While we do not know for certain the exact manner in which the play and party took place at this wedding, we do know Jesus brought merrymaking to those around him. He contributed to the extravagant celebration.
Play is a necessary practice for healthy spiritual living.
Ponder the role of play in the rhythm of your living? What does play look like as we mature and age? Consider what prevents you from letting go and taking pleasure in God’s goodness and blessing?
If the Rock of Ages can take great delight with rejoicing and singing, then, we are never too old to play, laugh, and have fun.
- Find a friend or family member and play a game of rock, paper, scissors.
- Enjoy a game of “I spy” with friends and family.
- Run in circles with your dog through the field.
- Get out markers and crayons and play with color.
- Choose a variety of spices and create fresh flavors and new tantalizing meals.
- Build a model airplane or a remote-control car. Play with them in the yard and down the street.
- Visit the local restaurant and play a game of corn hole.
Laugh and enjoy the playful encounters of life. Take time to play. I look forward to many moments for play sprinkled throughout this next week of wedding anticipation. How will you play this week? Engage with the funny bone of God by receiving and enjoying His goodnesses and blessings.
God made us to delight in others, as He delights in us. Let humor, fun, and play flood your soul and your life.
And if you feel the floor shaking, hear bells ringing, or notice the joyful sound of laugher, you’ll know a playful celebration is erupting on Sophie and Peter’s wedding day.
Drips from the Word: Muse about these Bible verses. Let these truths impact your living.
A cheerful heart is good medicine, but a crushed spirit dries up the bones.

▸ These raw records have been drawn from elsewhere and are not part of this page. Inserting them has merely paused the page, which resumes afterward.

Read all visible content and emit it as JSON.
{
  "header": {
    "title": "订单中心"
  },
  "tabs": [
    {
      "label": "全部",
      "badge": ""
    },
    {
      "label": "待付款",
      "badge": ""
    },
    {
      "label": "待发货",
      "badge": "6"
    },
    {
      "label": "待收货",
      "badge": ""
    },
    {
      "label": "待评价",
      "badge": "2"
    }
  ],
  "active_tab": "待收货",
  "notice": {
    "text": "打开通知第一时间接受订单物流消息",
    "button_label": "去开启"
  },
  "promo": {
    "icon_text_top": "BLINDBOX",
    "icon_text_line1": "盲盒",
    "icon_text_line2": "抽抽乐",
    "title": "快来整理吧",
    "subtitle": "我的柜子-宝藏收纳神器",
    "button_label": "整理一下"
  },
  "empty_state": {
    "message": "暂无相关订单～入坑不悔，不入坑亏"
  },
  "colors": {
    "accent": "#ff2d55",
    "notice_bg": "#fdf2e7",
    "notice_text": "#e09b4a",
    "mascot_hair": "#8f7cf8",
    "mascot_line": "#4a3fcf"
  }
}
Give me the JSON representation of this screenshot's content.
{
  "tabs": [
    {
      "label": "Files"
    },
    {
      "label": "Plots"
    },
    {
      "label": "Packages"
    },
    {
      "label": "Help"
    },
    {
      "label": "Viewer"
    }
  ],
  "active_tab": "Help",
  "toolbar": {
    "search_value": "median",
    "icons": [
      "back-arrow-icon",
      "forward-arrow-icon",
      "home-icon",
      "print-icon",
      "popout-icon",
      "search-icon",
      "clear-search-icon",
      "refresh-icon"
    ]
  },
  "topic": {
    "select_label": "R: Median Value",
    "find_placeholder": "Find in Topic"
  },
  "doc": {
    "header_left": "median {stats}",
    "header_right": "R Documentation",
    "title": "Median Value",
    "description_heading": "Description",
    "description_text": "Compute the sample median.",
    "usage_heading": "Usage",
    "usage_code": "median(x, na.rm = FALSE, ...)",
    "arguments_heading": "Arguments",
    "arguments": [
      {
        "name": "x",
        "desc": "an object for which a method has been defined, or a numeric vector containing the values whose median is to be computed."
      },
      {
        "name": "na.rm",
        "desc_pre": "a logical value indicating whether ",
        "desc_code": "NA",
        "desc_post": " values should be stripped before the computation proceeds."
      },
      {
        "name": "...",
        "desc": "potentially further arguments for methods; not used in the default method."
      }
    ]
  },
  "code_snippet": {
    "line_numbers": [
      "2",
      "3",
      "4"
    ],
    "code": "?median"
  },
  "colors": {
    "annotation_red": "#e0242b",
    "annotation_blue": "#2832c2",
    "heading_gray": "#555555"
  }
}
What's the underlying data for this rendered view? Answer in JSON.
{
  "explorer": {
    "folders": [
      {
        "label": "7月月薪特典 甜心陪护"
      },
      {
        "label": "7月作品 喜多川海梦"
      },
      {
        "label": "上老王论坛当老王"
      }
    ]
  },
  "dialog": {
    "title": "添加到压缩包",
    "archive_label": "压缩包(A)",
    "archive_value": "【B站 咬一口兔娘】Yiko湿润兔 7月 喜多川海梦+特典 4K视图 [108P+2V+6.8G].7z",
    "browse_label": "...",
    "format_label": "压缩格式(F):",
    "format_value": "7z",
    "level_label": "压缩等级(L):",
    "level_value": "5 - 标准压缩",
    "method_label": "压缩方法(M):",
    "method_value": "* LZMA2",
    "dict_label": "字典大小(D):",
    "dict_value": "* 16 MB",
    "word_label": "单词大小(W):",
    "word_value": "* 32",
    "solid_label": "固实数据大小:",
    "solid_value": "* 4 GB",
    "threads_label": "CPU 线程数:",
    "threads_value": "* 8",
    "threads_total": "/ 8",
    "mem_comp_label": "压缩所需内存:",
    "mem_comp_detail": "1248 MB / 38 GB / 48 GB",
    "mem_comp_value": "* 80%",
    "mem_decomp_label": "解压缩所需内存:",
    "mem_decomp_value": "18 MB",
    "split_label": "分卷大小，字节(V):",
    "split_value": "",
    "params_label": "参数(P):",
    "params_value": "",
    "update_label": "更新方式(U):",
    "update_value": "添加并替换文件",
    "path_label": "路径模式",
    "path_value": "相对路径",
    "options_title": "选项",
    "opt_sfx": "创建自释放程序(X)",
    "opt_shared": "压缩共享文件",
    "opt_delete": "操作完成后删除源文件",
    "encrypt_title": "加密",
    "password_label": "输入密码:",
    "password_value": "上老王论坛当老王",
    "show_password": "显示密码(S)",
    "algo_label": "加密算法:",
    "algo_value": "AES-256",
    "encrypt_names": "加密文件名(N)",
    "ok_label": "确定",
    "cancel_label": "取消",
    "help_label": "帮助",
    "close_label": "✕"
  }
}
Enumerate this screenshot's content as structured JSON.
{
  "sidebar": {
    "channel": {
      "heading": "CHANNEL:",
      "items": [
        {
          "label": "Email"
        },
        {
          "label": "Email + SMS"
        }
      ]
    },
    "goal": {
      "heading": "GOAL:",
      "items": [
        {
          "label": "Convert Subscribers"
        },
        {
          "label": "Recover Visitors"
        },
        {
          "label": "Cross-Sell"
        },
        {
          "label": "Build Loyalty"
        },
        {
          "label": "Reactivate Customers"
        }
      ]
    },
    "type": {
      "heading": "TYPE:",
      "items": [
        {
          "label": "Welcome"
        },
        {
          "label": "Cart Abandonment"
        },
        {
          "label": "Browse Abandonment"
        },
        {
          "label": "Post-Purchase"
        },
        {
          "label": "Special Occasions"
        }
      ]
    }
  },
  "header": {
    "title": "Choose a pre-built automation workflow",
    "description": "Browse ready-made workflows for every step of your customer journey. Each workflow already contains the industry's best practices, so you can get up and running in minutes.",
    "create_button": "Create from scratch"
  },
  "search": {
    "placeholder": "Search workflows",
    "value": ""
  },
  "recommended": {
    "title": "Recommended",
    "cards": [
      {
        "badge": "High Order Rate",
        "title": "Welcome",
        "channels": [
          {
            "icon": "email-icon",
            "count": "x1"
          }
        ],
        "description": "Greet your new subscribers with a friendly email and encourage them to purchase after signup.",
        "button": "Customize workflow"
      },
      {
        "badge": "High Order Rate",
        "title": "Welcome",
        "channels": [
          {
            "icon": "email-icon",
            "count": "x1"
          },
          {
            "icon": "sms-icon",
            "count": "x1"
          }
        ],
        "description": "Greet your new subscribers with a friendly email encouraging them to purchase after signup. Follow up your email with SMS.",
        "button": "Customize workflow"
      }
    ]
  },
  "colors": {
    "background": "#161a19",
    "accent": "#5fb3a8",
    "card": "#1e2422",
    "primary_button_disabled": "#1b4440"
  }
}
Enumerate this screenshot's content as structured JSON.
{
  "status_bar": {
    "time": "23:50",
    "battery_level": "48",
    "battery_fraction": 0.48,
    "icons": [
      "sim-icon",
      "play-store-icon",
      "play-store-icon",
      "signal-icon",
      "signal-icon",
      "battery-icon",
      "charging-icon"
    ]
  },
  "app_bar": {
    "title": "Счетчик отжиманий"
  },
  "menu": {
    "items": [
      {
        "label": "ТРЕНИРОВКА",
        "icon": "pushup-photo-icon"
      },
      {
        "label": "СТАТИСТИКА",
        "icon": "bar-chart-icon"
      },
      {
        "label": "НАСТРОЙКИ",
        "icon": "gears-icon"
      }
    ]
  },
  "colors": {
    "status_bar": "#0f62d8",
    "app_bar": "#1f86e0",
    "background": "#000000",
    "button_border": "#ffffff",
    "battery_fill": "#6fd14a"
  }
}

Jesus said to the servants, “Fill the jars with water.” And they filled them up to the brim. And he said to them, “Now draw some out and take it to the master of the feast.” So they took it. When the master of the feast tasted the water now become wine, and did not know where it came from (though the servants who had drawn the water knew), the master of the feast called the bridegroom and said to him, “Everyone serves the good wine first, and when people have drunk freely, then the poor wine. But you have kept the good wine until now.”
Splashes from the Spigot: Drink from deep wells. Check out these suggested readings.
Tania Ruyan. A Thousand Vessels Seattle, WA 2011.
Elton Trublood. The Humor of Christ. New York, NY. 1975.
Puddles for Prayer: Thank you for praying for upcoming travel and speaking engagements.
January 20 – Denver, CO
My daughter, Sophie, gets married to a fine young man, Peter Gomez. Would appreciate prayer for a blessed celebration. Thank you!